Available records Block Start

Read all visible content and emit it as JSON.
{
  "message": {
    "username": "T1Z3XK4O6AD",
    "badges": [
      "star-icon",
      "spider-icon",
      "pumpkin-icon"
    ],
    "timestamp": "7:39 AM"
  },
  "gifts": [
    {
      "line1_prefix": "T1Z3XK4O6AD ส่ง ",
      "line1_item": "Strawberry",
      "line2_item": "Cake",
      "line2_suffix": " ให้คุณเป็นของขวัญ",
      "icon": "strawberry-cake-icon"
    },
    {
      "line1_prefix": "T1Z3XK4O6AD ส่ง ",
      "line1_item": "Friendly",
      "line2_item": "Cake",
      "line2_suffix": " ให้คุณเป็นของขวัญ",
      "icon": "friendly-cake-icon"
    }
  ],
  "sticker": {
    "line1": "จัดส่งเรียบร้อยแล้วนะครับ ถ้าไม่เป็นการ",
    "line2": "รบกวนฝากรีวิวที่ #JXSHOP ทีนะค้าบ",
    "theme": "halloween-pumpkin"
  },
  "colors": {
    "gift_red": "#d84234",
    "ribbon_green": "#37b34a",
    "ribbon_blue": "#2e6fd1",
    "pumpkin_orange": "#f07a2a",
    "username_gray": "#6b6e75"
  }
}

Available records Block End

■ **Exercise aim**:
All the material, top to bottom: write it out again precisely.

■ **Answer section**:
Read all visible content and emit it as JSON.
{
  "message": {
    "username": "T1Z3XK4O6AD",
    "badges": [
      "star-icon",
      "spider-icon",
      "pumpkin-icon"
    ],
    "timestamp": "7:39 AM"
  },
  "gifts": [
    {
      "line1_prefix": "T1Z3XK4O6AD ส่ง ",
      "line1_item": "Strawberry",
      "line2_item": "Cake",
      "line2_suffix": " ให้คุณเป็นของขวัญ",
      "icon": "strawberry-cake-icon"
    },
    {
      "line1_prefix": "T1Z3XK4O6AD ส่ง ",
      "line1_item": "Friendly",
      "line2_item": "Cake",
      "line2_suffix": " ให้คุณเป็นของขวัญ",
      "icon": "friendly-cake-icon"
    }
  ],
  "sticker": {
    "line1": "จัดส่งเรียบร้อยแล้วนะครับ ถ้าไม่เป็นการ",
    "line2": "รบกวนฝากรีวิวที่ #JXSHOP ทีนะค้าบ",
    "theme": "halloween-pumpkin"
  },
  "colors": {
    "gift_red": "#d84234",
    "ribbon_green": "#37b34a",
    "ribbon_blue": "#2e6fd1",
    "pumpkin_orange": "#f07a2a",
    "username_gray": "#6b6e75"
  }
}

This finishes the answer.